The summer of 1816 was dreary one because of the eruption of Mount Tambora in 1815. It adversely affected the weather and some people called 1816 “the year without a summer.” That year Mary Shelley, then Mary Godwin, and her future husband, Percy Bysshe Shelley, visited Lord Byron at the Villa Diodati by Lake Geneva in Switzerland. Because of the bad weather the group ended up spending a lot of time indoors. One of the things they did to pass the time was to read ghost stories. That gave Byron an idea. He proposed that they “each write a ghost story.” That challenge lead to Mary Shelley writing Frankenstein.
The first edition of the book was published anonymously in London in 1818. Shelley’s name appears on the second edition, published in France in 1823.
More About Frankenstein by Mary Shelley
In Through the Looking-Glass Alice climbs through a mirror into another world. Characters in the book include:
- Haigha (March Hare)
- Hatta (The Hatter)
- Humpty Dumpty
- The Jabberwock
- Jubjub bird
- Red King
- Red Queen
- The Lion and the Unicorn
- The Sheep
- The Walrus and the Carpenter
- Tweedledum and Tweedledee
- White King
- White Knight
- White Queen
More about Through the Looking-Glass
- Quotes from Through the Looking-Glass
- Read Through the Looking-Glass
- Watch Through the Looking-Glass
The folks at Ript Apparel are featuring a fun Lord of the Rings design today, March 4, 2016. If you miss the Ale 0f Isengard design today check out their Graveyard and Last Call pages. If they haven’t sold out you might be able to get one there.
The novel depicts the life of Vivian Grey as he grows up and attempts to succeed in the world of politics. The novel has autobiographical elements and is also a satire on the social and political life of the time. Its publication caused quite a stir as the members of London society tried to deduce the name of the author.
More about Vivian Grey
I can live alone, if self-respect, and circumstances require me so to do. I need not sell my soul to buy bliss. I have an inward treasure born with me, which can keep me alive if all extraneous delights should be withheld, or offered only at a price I cannot afford to give. ~ Jane Eyre by Charlotte Bronte

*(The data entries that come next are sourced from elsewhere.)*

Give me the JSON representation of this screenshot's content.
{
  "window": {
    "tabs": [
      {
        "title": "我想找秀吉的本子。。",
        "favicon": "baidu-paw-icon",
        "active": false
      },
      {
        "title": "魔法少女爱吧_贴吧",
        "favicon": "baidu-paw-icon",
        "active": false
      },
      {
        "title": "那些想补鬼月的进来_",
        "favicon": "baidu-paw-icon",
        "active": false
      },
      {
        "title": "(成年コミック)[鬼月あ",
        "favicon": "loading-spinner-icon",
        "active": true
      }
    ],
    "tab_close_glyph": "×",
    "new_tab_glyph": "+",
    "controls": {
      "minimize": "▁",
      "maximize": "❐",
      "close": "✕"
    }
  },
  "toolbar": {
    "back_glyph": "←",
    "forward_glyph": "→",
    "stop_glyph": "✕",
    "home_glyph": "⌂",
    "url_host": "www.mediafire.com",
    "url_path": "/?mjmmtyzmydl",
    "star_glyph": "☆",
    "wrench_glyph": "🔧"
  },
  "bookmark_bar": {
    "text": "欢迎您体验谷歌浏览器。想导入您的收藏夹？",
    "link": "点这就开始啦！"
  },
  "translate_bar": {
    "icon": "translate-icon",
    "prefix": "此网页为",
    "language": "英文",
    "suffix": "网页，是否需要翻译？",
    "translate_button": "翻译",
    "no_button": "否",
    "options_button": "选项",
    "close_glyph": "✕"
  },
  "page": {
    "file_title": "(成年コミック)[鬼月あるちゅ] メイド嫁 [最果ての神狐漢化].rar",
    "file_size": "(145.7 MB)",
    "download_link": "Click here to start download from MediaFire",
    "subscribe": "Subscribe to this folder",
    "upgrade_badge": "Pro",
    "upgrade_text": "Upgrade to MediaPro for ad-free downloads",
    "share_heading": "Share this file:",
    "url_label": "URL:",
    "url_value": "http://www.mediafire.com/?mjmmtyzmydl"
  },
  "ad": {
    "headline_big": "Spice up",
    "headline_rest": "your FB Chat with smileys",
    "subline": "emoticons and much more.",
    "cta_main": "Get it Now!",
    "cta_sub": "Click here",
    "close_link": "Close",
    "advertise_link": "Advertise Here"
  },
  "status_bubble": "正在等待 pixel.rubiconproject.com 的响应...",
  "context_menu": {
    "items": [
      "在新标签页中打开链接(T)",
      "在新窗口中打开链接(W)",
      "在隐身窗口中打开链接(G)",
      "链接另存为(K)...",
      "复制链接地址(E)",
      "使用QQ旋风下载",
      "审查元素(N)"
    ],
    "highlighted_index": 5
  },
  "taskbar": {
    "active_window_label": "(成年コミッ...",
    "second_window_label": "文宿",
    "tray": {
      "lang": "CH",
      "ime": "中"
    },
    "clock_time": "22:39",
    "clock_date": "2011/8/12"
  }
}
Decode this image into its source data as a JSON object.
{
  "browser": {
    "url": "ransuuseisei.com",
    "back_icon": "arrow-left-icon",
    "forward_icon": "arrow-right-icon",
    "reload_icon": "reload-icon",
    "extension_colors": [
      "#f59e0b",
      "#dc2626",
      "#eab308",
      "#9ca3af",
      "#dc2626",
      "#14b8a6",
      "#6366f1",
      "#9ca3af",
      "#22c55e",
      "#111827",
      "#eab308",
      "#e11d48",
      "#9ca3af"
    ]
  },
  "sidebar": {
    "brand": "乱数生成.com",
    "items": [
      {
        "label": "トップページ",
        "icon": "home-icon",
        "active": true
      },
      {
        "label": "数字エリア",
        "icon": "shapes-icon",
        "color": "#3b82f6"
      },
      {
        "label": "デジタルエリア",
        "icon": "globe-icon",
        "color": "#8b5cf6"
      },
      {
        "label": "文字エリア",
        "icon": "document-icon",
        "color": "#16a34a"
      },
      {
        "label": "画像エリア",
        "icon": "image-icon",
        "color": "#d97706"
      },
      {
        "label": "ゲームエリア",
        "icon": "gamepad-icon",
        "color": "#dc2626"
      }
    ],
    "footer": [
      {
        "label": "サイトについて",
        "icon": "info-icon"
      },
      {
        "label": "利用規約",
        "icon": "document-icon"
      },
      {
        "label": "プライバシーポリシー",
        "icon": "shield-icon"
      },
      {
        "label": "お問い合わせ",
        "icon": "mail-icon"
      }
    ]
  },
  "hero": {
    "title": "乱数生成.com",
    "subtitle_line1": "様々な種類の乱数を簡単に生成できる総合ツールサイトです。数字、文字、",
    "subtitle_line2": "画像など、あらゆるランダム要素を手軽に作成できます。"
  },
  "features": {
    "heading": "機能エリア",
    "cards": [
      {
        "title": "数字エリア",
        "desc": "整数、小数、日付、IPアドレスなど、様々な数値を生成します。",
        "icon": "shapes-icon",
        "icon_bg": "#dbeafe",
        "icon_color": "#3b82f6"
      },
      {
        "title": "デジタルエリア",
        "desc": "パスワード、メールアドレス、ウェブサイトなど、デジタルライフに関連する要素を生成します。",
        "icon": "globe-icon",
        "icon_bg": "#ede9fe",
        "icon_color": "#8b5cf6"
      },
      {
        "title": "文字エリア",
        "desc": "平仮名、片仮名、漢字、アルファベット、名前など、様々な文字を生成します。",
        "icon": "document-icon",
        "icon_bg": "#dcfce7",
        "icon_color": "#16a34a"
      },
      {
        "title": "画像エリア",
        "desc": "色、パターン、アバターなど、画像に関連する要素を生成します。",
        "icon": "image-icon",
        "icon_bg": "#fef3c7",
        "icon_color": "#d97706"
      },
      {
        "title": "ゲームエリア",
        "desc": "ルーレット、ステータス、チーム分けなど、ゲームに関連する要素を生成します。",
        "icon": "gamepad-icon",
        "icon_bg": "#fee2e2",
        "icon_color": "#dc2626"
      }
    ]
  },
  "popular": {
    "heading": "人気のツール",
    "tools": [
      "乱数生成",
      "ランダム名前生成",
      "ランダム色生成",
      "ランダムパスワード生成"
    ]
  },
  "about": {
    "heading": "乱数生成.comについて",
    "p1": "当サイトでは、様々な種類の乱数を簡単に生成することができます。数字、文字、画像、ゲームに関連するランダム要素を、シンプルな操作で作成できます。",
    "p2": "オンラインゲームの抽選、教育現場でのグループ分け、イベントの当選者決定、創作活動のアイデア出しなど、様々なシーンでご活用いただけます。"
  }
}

At the enchanted metropolitan twilight I felt a haunting loneliness sometimes, and felt it in others–poor young clerks who loitered in front of windows waiting until it was time for a solitary restaurant dinner–young clerks in the dusk, wasting the most poignant moments of night and life. ~ The Great Gatsby by F. Scott Fitzgerald
The story follows Agnes Grey, a governess, as she works for well-to-do English families. Anne herself worked as a eagerness for five years so the novel is partly autobiographical. The novel deals with the precarious nature of being a governess and how that affected women in that position.
But our wishes are like tinder: the flint and steel of circumstances are continually striking out sparks, which vanish immediately, unless they chance to fall upon the tinder of our wishes; then, they instantly ignite, and the flame of hope is kindled in a moment. ~ Agnes Grey by Anne Bronte
More about Agnes Grey
Edith Wharton was an American novelist, short story writer, and designer. She’s best knows for her Pulitzer-winning novel, The Age of Innocence as well as Ethan Frome and The House of Mirth.
Edith Newbold Jones was born in New York City in 1862. Her family was wealthy. In fact the saying “keeping up with the Joneses” is said to refer to her father’s family.
She was always interested in writing. Wharton began her first novel at eleven. When she was 15 she was published for the first time. (It was a translation of a German poem.) Later she would go on to write fifteen novels, seven novellas, eighty-five short stores as well as poems and non-fiction.
In 1885 she married Edward (Teddy) Robbins Wharton. He shared her love of travel. Sadly, their travels ceased because of Edward’s acute depression. Later his metal health grew worse. Edith divorced him in 1913 after 28 years of marriage.
During World War One she lived in Paris and was involved in humanitarian projects. In 1914 Wharton opened a workroom for unemployed women that provided food and employment. She was involved in the American Hostels for Refugees organization as well as the Children of Flanders Rescue Committee.
Edith Wharton knew many of the well-known people of her time. This includes Henry James, Sinclair Lewis, Theodore Roosevelt, Bernard Berenson, and Kenneth Clark.
More About Edith Wharton
- Quotes by Edith Wharton
- The Mount, Edith Wharton’s Home
- The New York Times Obituary of Edith Wharton
- Edith Wharton at Home: Life at the Mount
They came to her, naturally, since she was a woman, all day long with this and that; one wanting this, another that; the children were growing up; she often felt she was nothing but a sponge sopped full of human emotions. ~ To the Lighthouse by Virginia Woolf
For it is the mind which creates the world about us, and, even though we stand side by side in the same meadow, my eyes will never see what is beheld by yours, my heart will never stir to the emotions with which yours is touched. ~ The Private Papers of Henry Ryecroft by George Gissing